Return exactly the lines from the one containing "Give me the" through the last line of the records below, both included, and leave out any pictures.

··········

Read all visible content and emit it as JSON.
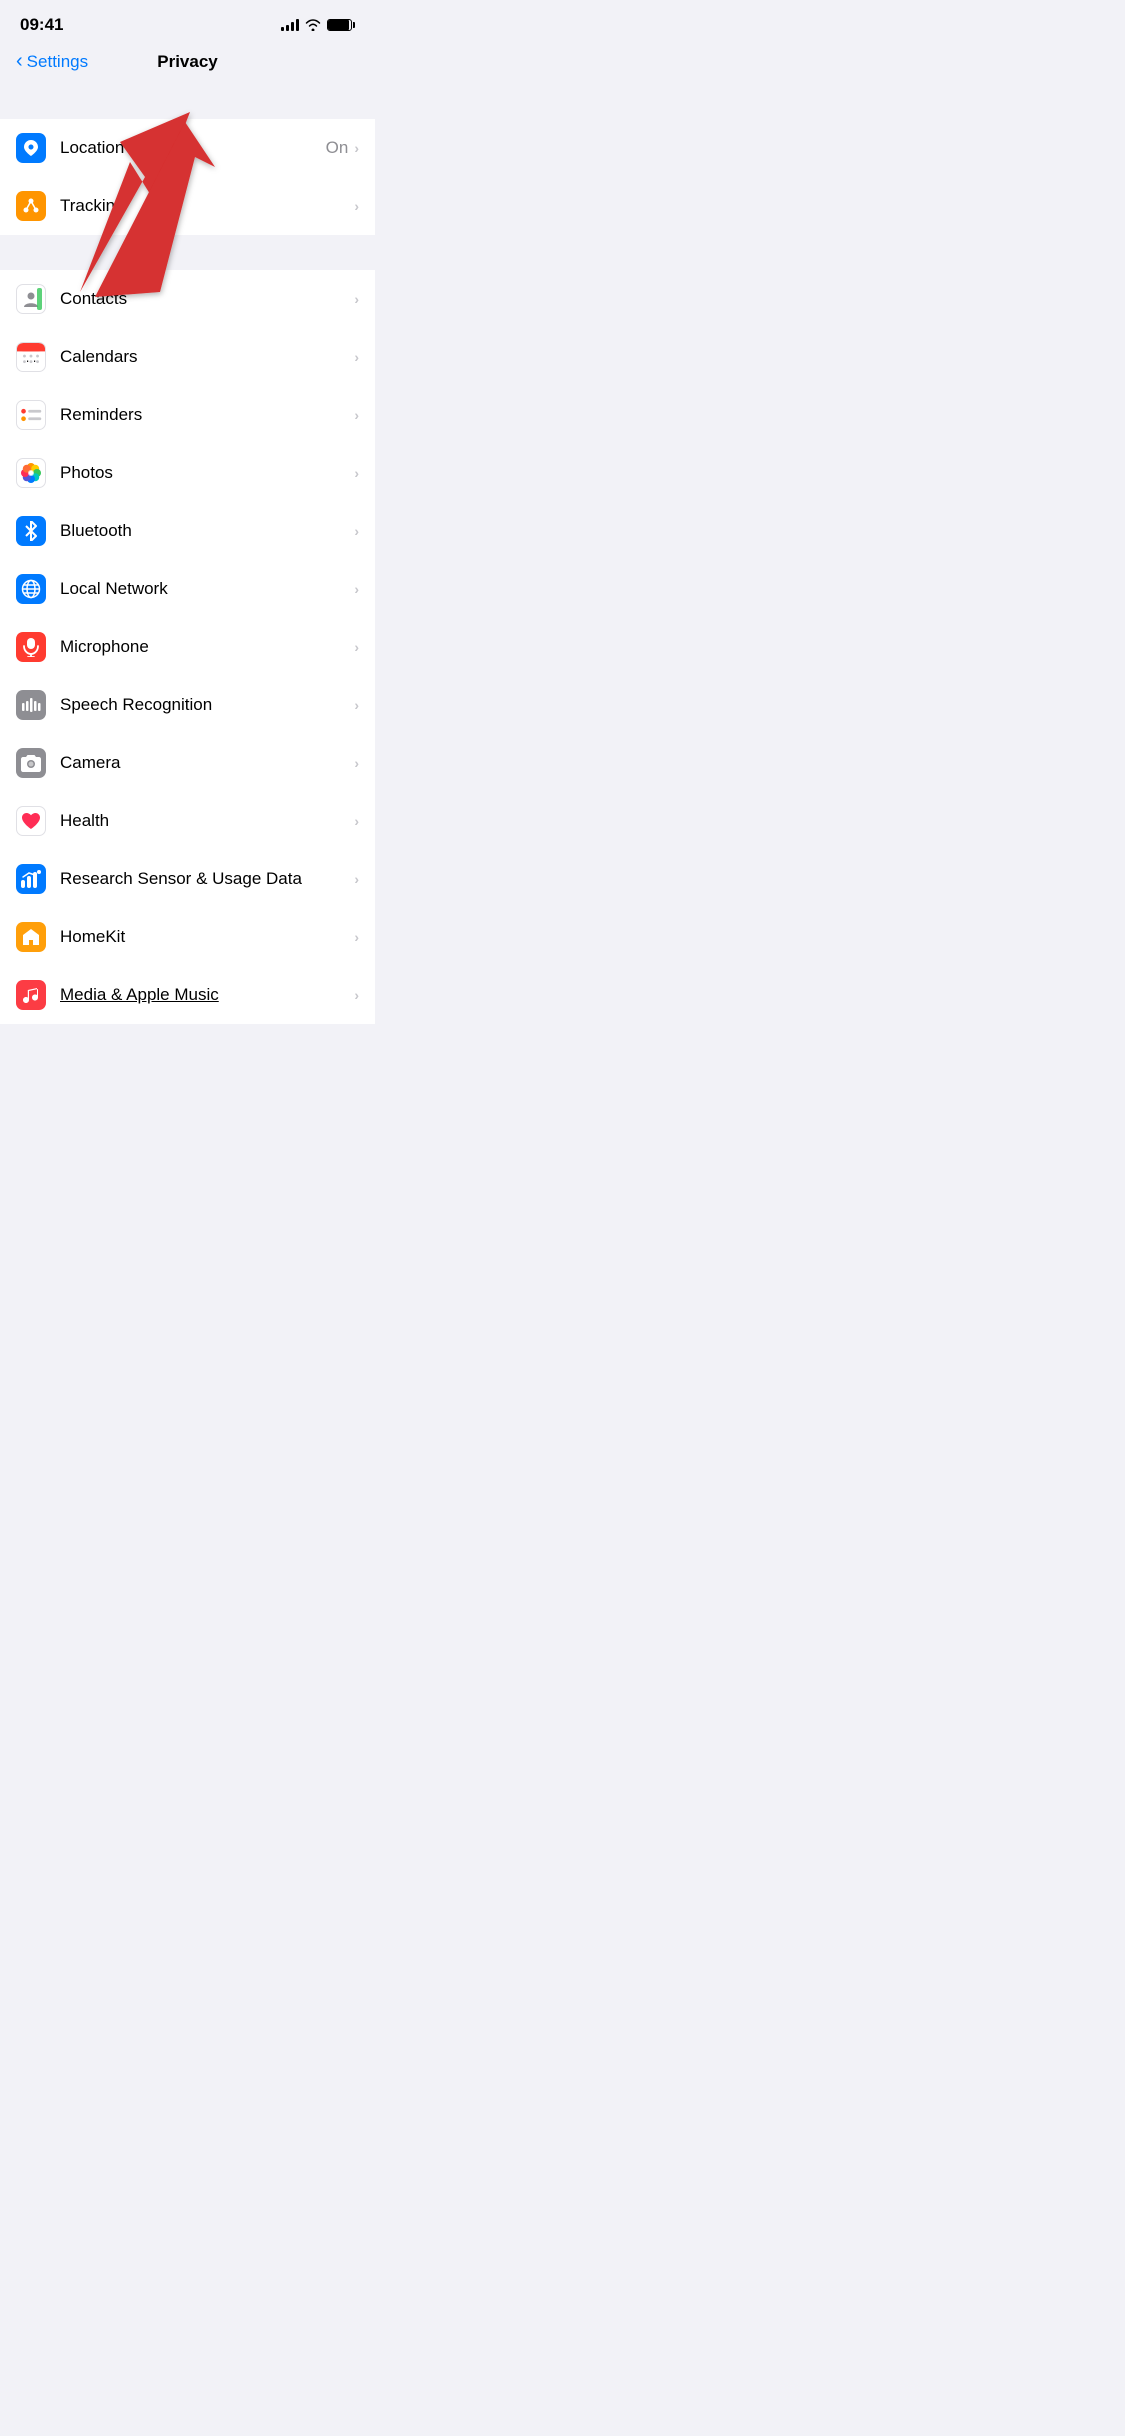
{
  "statusBar": {
    "time": "09:41"
  },
  "navBar": {
    "back_label": "Settings",
    "title": "Privacy"
  },
  "sections": [
    {
      "id": "top",
      "items": [
        {
          "id": "location-services",
          "label": "Location Services",
          "value": "On",
          "icon": "arrow",
          "icon_bg": "blue",
          "icon_char": "➤"
        },
        {
          "id": "tracking",
          "label": "Tracking",
          "value": "",
          "icon": "tracking",
          "icon_bg": "orange",
          "icon_char": "⬢"
        }
      ]
    },
    {
      "id": "bottom",
      "items": [
        {
          "id": "contacts",
          "label": "Contacts",
          "value": "",
          "icon": "contacts",
          "icon_bg": "gray",
          "icon_char": "👤"
        },
        {
          "id": "calendars",
          "label": "Calendars",
          "value": "",
          "icon": "calendars",
          "icon_bg": "calendar"
        },
        {
          "id": "reminders",
          "label": "Reminders",
          "value": "",
          "icon": "reminders",
          "icon_bg": "reminders"
        },
        {
          "id": "photos",
          "label": "Photos",
          "value": "",
          "icon": "photos",
          "icon_bg": "photos"
        },
        {
          "id": "bluetooth",
          "label": "Bluetooth",
          "value": "",
          "icon": "bluetooth",
          "icon_bg": "blue-dark",
          "icon_char": "B"
        },
        {
          "id": "local-network",
          "label": "Local Network",
          "value": "",
          "icon": "globe",
          "icon_bg": "globe-blue",
          "icon_char": "🌐"
        },
        {
          "id": "microphone",
          "label": "Microphone",
          "value": "",
          "icon": "microphone",
          "icon_bg": "red",
          "icon_char": "🎙"
        },
        {
          "id": "speech-recognition",
          "label": "Speech Recognition",
          "value": "",
          "icon": "speech",
          "icon_bg": "gray-dark"
        },
        {
          "id": "camera",
          "label": "Camera",
          "value": "",
          "icon": "camera",
          "icon_bg": "gray-camera"
        },
        {
          "id": "health",
          "label": "Health",
          "value": "",
          "icon": "health",
          "icon_bg": "health-white"
        },
        {
          "id": "research",
          "label": "Research Sensor & Usage Data",
          "value": "",
          "icon": "research",
          "icon_bg": "blue-research"
        },
        {
          "id": "homekit",
          "label": "HomeKit",
          "value": "",
          "icon": "home",
          "icon_bg": "orange-home",
          "icon_char": "🏠"
        },
        {
          "id": "media",
          "label": "Media & Apple Music",
          "value": "",
          "icon": "music",
          "icon_bg": "red-music",
          "icon_char": "♫"
        }
      ]
    }
  ],
  "arrow": {
    "visible": true
  }
}
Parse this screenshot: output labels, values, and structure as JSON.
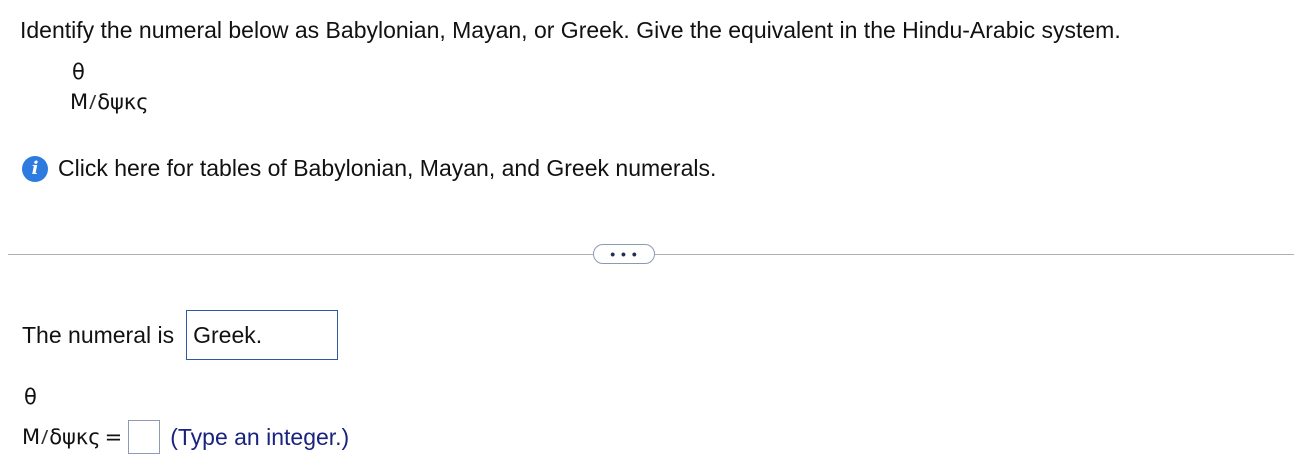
{
  "question": {
    "text": "Identify the numeral below as Babylonian, Mayan, or Greek. Give the equivalent in the Hindu-Arabic system."
  },
  "numeral": {
    "top": "θ",
    "prefix": "M",
    "slash": "/",
    "letters": "δψκς"
  },
  "info": {
    "icon": "info-icon",
    "link_text": "Click here for tables of Babylonian, Mayan, and Greek numerals."
  },
  "divider": {
    "more_label": "• • •"
  },
  "answer": {
    "label": "The numeral is",
    "value": "Greek."
  },
  "equation": {
    "equals": "=",
    "input_value": "",
    "hint": "(Type an integer.)"
  },
  "colors": {
    "info_icon": "#2e7be0",
    "answer_border": "#2c5aa0",
    "hint_text": "#1a237e"
  }
}
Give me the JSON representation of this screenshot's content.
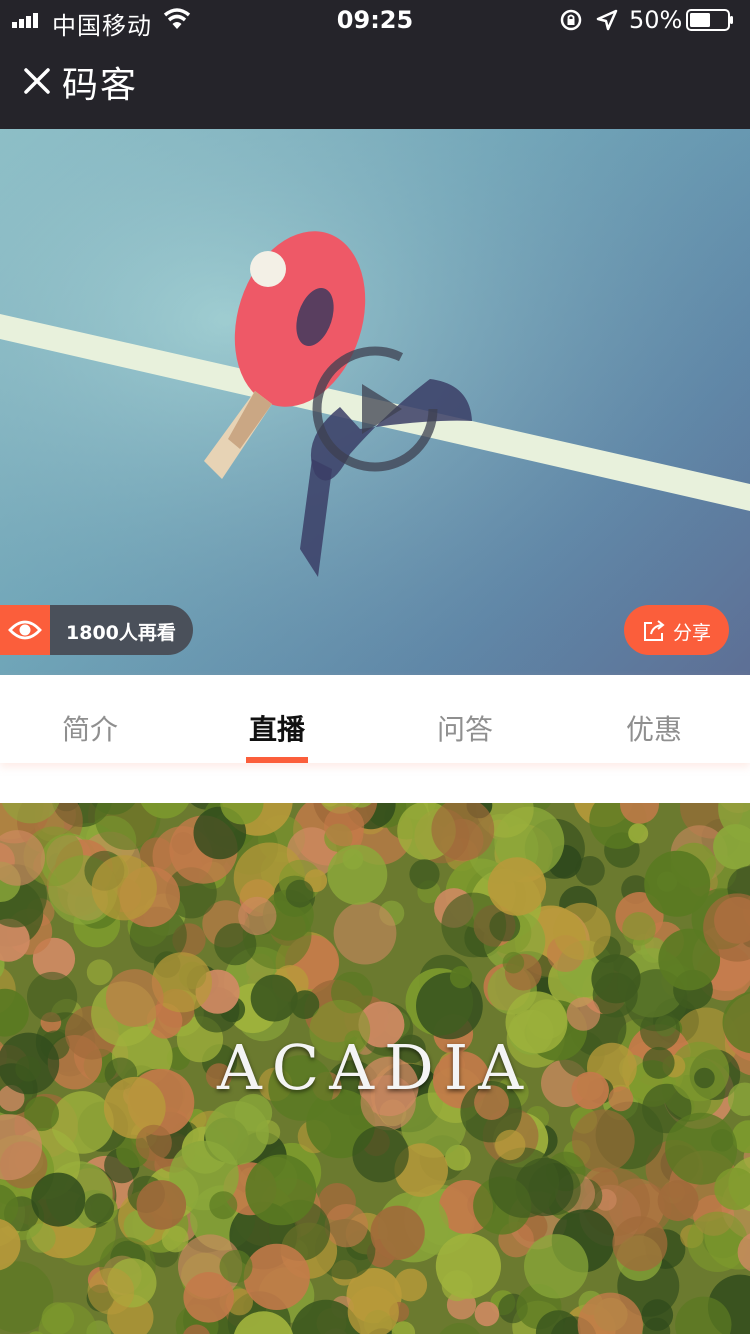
{
  "status_bar": {
    "carrier": "中国移动",
    "time": "09:25",
    "battery": "50%"
  },
  "nav": {
    "title": "码客"
  },
  "video": {
    "viewers": "1800人再看",
    "share_label": "分享"
  },
  "tabs": [
    {
      "label": "简介"
    },
    {
      "label": "直播"
    },
    {
      "label": "问答"
    },
    {
      "label": "优惠"
    }
  ],
  "feed": {
    "cover_text": "ACADIA"
  },
  "colors": {
    "accent": "#fb5e3b",
    "nav_bg": "#25242a"
  }
}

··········

RESPONSE TO THIS TASK =>
Give me the JSON representation of this screenshot's content.
{
  "status_bar": {
    "carrier": "中国移动",
    "time": "09:25",
    "battery": "50%"
  },
  "nav": {
    "title": "码客"
  },
  "video": {
    "viewers": "1800人再看",
    "share_label": "分享"
  },
  "tabs": [
    {
      "label": "简介"
    },
    {
      "label": "直播"
    },
    {
      "label": "问答"
    },
    {
      "label": "优惠"
    }
  ],
  "feed": {
    "cover_text": "ACADIA"
  },
  "colors": {
    "accent": "#fb5e3b",
    "nav_bg": "#25242a"
  }
}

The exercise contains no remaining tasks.